In summary, the statement: ““Believe me, we will win because America cannot afford to lose!” is based on:

  • The fallacy of irrelevant conclusions,
  • the fallacy of appeal to an inappropriate authority,
  • the fallacy of false dichotomy,
  • the fallacy of equivocation, and
  • the fallacy of begging the question.

None-the-less, Dan Quayle went on to win the election!

Assignment:[edit]

This assignment provides practice in identifying fallacies contained in real-world arguments.

  1. Scan this Gallery of Wild Fallacies.
  2. Chose one quotation from the gallery to analyze for this assignment
  3. Considering the quotation as an argument, analyze the argument, as in the above example, to identify any fallacies it may rely on. Follow these basic steps:
    1. Scan the text for conclusion indicators and premise indicators. Mark each.
    2. Identify the conclusions and any premises appearing in the argument. These should be associated with each indicator marked above. Mark each.
    3. Recast the argument in the form of a formal argument where the premises are used as the basis for the conclusion. Do this both symbolically, such as P therefore Q, and semantically, such as “Wet because Rain” is equivalent to “Rain therefore Wet” using the words and phrases from the actual argument.
    4. Identify the evidence, if any, used to support each premise. Determine if that evidence is relevant or not to the claims being made. Relevant evidence suggests a valid argument, irrelevant evidence suggests a fallacy.
    5. Determine if the form of the actual argument corresponds to some valid argument form. This can be done by comparing to the valid forms studied in the Deductive Logic course. If the logic is valid, and the evidence presented supporting each premise is relevant, then no fallacy is present, and the analysis is completed. Otherwise, continue with the next steps.
    6. Scan the list of fallacies presented in this course to see if they fit the form of the actual argument.
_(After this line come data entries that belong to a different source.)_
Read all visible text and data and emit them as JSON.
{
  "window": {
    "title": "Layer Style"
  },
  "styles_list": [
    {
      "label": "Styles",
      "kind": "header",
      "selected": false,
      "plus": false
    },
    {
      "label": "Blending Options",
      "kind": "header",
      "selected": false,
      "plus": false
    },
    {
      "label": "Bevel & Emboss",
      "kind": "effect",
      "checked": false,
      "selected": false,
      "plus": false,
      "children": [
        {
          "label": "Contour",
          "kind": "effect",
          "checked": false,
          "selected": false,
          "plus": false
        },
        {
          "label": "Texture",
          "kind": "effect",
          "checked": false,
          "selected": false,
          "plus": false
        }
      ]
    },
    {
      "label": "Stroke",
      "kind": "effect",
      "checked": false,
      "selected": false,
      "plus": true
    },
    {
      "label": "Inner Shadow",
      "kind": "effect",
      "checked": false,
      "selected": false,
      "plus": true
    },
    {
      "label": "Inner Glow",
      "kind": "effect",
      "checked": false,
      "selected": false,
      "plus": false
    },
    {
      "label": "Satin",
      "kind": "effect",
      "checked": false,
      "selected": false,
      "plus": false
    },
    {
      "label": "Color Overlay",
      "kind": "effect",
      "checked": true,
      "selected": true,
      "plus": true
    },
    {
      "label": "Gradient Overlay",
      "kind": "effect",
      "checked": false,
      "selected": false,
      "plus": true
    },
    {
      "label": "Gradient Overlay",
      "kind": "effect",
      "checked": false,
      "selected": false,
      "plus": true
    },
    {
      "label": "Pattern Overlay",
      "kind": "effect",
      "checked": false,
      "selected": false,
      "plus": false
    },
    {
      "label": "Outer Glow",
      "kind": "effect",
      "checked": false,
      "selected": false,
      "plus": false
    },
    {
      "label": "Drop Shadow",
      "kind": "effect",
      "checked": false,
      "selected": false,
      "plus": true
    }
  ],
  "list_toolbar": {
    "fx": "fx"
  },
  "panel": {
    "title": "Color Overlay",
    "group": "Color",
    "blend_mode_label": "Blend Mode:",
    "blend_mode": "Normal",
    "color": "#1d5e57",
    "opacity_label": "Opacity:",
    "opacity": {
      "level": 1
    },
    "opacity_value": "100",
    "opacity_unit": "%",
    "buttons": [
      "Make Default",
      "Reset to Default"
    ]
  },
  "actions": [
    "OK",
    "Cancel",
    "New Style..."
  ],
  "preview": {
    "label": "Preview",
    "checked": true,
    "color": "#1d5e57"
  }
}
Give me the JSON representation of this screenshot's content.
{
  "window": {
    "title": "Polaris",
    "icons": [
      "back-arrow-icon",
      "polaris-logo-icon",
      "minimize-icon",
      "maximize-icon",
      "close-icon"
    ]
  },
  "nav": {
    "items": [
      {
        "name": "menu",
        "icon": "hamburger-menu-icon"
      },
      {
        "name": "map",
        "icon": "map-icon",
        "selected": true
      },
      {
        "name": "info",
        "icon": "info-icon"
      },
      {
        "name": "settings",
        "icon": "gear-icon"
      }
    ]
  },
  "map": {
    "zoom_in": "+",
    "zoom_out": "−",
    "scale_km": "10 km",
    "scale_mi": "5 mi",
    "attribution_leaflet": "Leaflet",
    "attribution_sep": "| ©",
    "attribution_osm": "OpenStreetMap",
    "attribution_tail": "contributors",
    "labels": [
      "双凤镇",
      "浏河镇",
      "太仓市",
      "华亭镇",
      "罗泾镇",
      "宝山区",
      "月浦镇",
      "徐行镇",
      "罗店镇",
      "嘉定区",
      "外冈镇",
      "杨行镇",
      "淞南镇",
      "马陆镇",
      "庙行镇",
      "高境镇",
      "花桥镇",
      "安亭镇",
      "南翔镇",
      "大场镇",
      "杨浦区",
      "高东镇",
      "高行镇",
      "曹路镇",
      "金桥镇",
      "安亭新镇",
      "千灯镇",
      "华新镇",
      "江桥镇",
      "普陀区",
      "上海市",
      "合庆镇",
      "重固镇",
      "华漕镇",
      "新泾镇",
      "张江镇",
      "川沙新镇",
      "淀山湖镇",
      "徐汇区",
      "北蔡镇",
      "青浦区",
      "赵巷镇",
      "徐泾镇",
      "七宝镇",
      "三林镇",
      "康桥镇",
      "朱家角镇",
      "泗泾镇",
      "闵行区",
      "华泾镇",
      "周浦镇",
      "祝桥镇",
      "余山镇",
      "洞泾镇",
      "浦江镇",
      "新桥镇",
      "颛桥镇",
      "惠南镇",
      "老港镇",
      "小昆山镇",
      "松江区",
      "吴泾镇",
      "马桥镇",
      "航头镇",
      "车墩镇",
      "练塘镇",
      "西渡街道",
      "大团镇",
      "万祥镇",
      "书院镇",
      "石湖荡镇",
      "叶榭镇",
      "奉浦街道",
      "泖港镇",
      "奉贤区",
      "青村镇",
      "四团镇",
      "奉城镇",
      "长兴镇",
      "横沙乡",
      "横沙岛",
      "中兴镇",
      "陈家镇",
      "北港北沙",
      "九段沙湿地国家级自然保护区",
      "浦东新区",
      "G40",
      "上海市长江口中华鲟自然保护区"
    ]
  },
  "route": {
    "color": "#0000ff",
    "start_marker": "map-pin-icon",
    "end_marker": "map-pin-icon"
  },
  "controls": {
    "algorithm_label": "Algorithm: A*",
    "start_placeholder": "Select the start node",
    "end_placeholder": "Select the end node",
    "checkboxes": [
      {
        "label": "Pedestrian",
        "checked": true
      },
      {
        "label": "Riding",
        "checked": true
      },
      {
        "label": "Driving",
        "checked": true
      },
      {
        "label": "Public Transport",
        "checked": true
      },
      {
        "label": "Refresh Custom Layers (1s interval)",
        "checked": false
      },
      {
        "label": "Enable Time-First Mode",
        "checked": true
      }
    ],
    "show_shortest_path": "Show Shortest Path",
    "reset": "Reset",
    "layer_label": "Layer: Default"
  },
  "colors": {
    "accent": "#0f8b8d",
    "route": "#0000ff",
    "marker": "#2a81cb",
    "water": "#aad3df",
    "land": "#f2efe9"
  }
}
Identify the fallacy, and explain the underlying logic error.
    7. Continue to scan the list of fallacies to identify possible additional fallacies.
  4. Become alert to fallacies present in the real-world communications you witness. Challenge these fallacies.

References[edit]

  1. Copi, Irving M.; Cohen, Carl (June 20, 2001). Introduction to Logic. Prentice Hall. p. 647. ISBN 978-0130337351. Section 1.5
  2. Fisher, Alec (October 25, 2004). The Logic of Real Arguments. Cambridge University Press. p. 234. ISBN 978-0521654814. Chapter 2
  3. Copi, Irving M.; Cohen, Carl (June 20, 2001). Introduction to Logic. Prentice Hall. p. 647. ISBN 978-0130337351. Section 1.5
  4. Fisher, Alec (October 25, 2004). The Logic of Real Arguments. Cambridge University Press. p. 234. ISBN 978-0521654814. Chapter 2
  5. Reporting Live, by Lesley Stahl, P 305